The Indonesian Kitchen

A combination of simplicity and practicality

One of the many surprising aspects of Indonesia is the way such delicious foods—often complex blendings of herbs, spices and seasonings—come out of the simplest of kitchens. The gleaming modern designer kitchen with tiled surfaces, electrical appliances and hot and cold running water is unknown to the majority of Indonesians. Kitchens are functional rather than aesthetic, with meals cooked over a wood fire or a kompor, a kerosene burner. In urban areas, gas burners fueled by LPG are increasingly used.

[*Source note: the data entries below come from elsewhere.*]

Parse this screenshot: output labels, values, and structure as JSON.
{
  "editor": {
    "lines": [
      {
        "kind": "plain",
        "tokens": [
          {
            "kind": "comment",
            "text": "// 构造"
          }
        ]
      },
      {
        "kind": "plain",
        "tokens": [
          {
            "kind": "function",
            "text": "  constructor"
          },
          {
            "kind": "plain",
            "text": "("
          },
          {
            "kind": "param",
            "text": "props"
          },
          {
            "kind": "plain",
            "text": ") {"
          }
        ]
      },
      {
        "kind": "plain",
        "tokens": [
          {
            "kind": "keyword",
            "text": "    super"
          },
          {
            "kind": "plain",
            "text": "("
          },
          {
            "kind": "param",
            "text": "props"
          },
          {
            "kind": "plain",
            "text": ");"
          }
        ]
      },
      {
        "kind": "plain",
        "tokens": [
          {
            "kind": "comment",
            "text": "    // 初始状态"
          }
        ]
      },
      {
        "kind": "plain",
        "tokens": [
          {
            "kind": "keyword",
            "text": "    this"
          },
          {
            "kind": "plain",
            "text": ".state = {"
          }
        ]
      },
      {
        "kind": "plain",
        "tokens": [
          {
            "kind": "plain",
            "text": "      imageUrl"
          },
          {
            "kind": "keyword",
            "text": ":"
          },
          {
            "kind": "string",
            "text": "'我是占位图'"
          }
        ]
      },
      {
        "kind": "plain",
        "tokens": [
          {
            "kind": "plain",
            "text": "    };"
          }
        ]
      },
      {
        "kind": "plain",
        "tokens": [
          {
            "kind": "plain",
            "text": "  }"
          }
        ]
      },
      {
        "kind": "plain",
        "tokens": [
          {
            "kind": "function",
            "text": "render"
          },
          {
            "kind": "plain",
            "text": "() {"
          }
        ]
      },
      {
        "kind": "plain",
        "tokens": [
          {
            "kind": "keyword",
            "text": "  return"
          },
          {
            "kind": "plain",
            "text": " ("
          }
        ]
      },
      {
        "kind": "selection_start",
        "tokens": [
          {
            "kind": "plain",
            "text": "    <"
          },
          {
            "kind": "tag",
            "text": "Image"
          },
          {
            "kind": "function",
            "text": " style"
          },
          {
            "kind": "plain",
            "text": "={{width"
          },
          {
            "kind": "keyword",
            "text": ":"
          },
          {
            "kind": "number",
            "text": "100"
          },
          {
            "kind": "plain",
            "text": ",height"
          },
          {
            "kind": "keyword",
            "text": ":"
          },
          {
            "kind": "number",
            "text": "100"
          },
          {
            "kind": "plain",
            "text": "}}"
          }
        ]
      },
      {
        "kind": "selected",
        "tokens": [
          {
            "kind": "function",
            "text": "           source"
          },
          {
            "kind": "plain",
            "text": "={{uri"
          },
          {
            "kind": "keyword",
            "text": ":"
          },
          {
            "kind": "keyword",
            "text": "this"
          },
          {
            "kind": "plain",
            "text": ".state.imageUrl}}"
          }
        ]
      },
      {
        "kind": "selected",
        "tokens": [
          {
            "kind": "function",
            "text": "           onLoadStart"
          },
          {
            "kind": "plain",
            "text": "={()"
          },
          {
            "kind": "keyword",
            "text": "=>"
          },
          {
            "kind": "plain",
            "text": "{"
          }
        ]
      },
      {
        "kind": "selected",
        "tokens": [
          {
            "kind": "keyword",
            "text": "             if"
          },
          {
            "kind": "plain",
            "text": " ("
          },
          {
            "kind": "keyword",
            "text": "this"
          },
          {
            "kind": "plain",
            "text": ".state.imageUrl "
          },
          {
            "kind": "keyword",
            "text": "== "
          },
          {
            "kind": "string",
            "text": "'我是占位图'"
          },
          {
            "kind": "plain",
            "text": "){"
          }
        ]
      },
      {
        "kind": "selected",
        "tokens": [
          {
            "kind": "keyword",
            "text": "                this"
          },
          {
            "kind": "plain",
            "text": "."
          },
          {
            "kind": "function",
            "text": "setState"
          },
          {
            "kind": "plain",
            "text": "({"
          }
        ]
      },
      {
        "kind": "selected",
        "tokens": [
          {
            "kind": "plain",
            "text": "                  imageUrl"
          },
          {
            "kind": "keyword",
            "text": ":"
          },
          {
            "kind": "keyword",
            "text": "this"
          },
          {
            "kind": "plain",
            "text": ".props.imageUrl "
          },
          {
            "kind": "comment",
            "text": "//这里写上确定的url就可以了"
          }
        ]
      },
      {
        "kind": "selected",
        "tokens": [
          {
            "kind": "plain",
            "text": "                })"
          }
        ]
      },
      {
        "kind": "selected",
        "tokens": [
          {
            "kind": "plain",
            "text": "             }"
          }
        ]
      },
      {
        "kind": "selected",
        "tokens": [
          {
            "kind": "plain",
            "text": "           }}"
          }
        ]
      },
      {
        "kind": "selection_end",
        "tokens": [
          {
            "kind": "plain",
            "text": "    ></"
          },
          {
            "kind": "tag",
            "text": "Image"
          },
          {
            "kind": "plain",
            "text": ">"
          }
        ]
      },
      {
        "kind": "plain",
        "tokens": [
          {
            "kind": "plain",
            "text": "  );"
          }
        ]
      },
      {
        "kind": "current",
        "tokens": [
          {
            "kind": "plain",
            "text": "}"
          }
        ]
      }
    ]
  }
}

Preparing Indonesian food in your kitchen does require a fairly complex array of ingredients, but the number of utensils needed is not that great (see following section).
First and foremost you need something to grind or crush the seasonings (bumbu) that form the basis of countless Indonesian dishes and are also used as condiments or
sambals. In Indonesia, a saucer-shaped mortar together with a pestle, both made of volcanic stone, are used for this task. Unlike neighboring Malaysia and Thailand, where ingredients are pounded with a pestle inside a deep mortar, the Indonesian cook rubs or grinds ingredients with a backwards and forwards motion across the stone, which is broad and slightly rounded but almost flat.

Although a mortar and pestle is very useful for dealing with small amounts of ingredients, most modern cooks will find a food processor, blender or spice grinder the easiest way to prepare the basic spice paste or rempah. Small spice grinder attachments to food processors or blenders are widely available now and very handy for grinding small amounts of spices.

Also important is a chopping board and cleaver. This duo performs a myriad of tasks: chopping up chicken into the required size; cutting vegetables; finely mincing meat or fish in the absence of a food processor. The flat side of the cleaver is used to bruise lemongrass, cardamom pods or garlic (to remove the garlic skin), and so on. In Asia, a thick cross-section of a tree trunk is used as a chopping board; this type of board is durable and functional. Choose the biggest board available, with a cleaver that has a blade 3–4 in (7–10 cm) wide.

Tags: , , ,

Leave a Comment
shared on